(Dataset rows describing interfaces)
BEGIN

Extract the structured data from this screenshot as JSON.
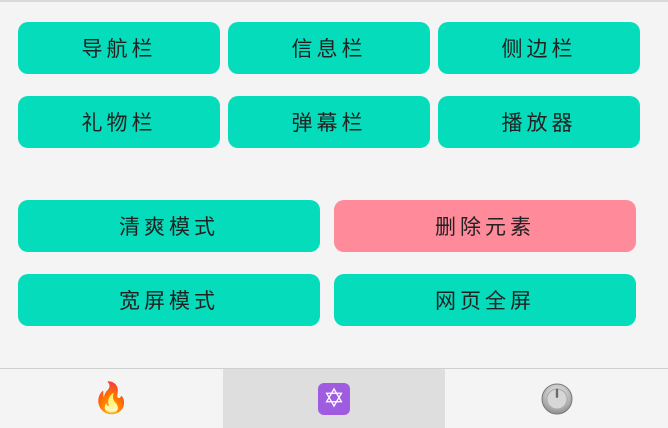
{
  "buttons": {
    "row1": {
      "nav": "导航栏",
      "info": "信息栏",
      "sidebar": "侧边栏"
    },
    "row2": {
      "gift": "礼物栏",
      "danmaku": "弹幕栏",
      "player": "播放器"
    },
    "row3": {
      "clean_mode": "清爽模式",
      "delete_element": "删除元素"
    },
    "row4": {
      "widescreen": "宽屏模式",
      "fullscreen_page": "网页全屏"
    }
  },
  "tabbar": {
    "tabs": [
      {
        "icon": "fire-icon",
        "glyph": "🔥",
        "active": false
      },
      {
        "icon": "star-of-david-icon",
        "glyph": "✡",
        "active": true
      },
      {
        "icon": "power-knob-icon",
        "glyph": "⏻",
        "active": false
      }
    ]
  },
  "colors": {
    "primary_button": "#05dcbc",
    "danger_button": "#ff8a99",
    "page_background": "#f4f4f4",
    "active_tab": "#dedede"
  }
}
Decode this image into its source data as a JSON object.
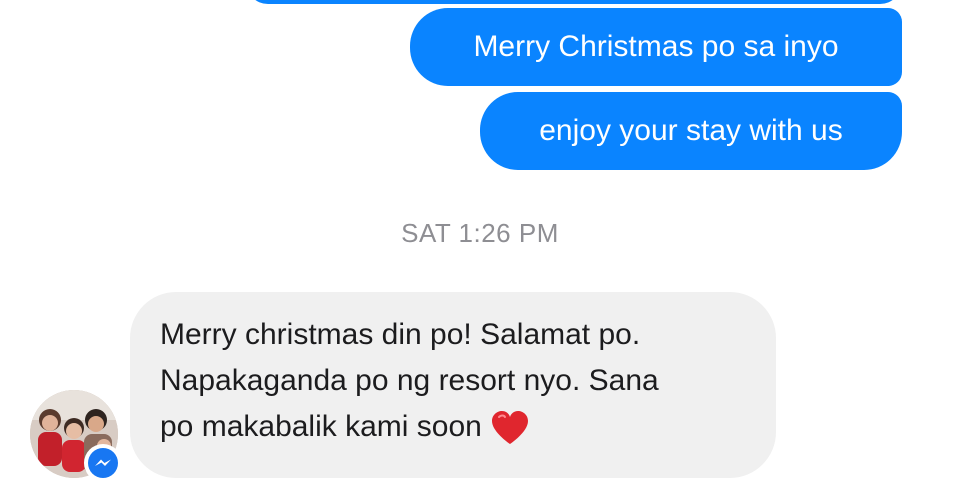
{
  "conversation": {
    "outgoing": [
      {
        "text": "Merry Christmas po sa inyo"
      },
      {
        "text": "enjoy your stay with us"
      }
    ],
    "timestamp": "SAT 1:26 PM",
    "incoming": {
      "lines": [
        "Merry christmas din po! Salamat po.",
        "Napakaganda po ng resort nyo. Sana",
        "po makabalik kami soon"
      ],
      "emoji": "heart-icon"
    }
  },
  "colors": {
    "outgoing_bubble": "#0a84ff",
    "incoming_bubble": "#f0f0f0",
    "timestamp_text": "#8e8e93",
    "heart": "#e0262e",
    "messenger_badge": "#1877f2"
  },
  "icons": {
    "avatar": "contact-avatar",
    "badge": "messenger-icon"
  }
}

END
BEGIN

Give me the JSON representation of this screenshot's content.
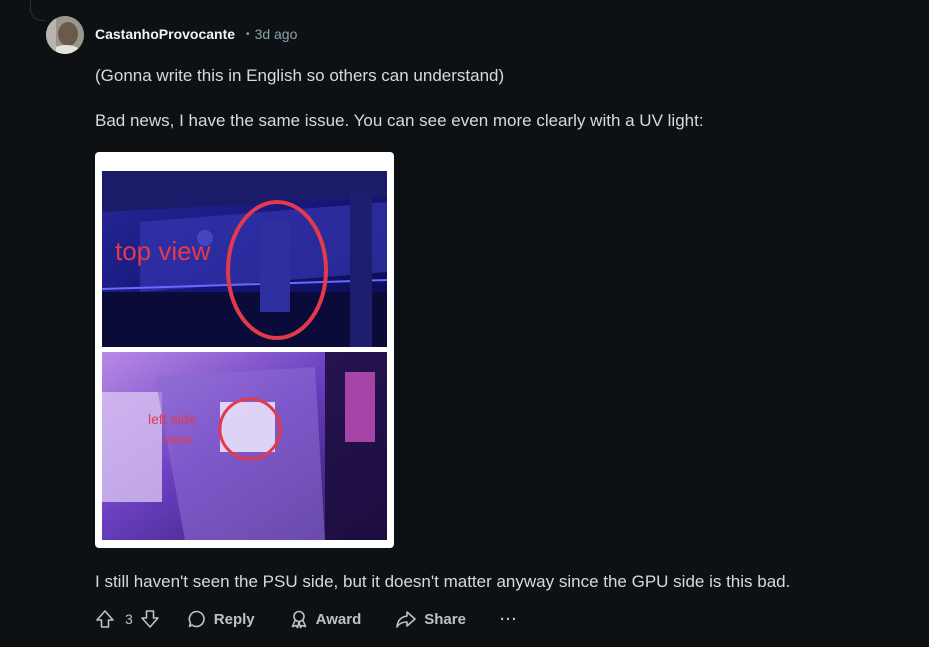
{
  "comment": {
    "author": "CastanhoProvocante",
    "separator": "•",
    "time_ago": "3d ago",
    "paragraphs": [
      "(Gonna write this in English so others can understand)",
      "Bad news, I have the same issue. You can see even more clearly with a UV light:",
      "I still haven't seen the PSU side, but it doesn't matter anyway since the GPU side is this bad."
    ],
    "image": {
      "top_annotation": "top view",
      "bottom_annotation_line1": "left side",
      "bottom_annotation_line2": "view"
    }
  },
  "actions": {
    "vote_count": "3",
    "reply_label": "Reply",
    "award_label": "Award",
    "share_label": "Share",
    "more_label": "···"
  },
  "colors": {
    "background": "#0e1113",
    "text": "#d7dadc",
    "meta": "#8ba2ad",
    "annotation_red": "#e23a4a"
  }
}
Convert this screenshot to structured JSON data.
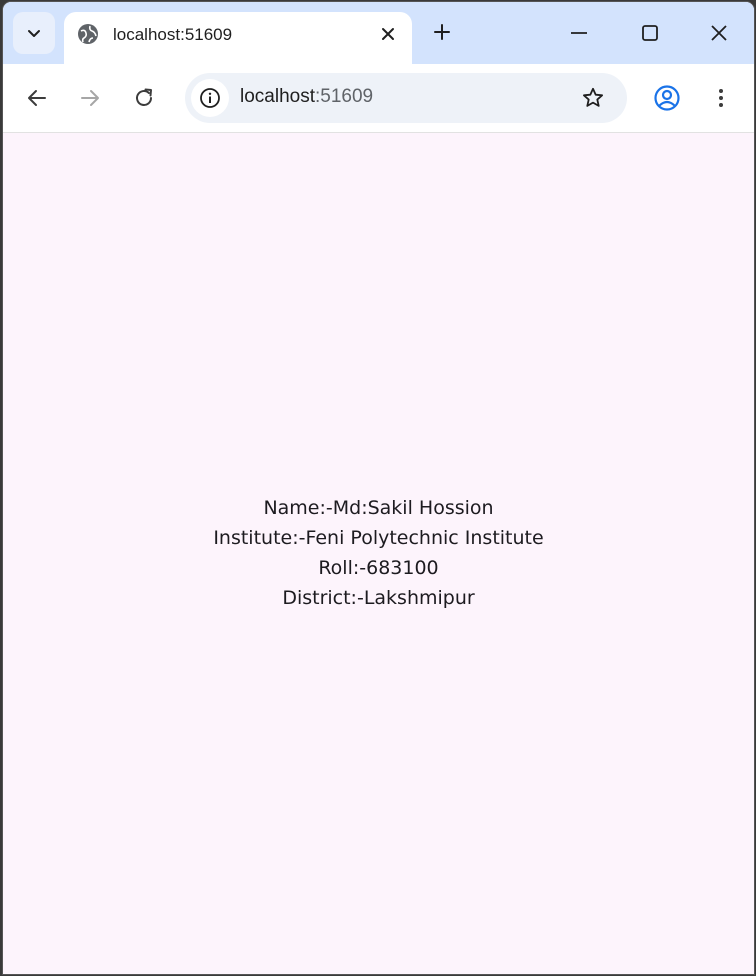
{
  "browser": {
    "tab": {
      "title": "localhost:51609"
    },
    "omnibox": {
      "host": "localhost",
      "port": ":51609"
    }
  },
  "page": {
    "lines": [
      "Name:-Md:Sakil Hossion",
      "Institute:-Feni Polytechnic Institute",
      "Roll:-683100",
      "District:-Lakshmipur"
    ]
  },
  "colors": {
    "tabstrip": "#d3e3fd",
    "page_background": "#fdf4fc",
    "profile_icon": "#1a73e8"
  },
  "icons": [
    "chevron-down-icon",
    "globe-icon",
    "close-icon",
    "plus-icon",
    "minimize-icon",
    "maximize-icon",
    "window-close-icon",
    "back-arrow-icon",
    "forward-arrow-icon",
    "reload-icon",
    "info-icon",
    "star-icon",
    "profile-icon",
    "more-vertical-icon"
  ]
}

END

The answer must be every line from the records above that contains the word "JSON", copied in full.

Extract the structured data from this screenshot as JSON.
Decode this image into its source data as a JSON object.
Give me the JSON representation of this screenshot's content.
Convert this screenshot to structured JSON data.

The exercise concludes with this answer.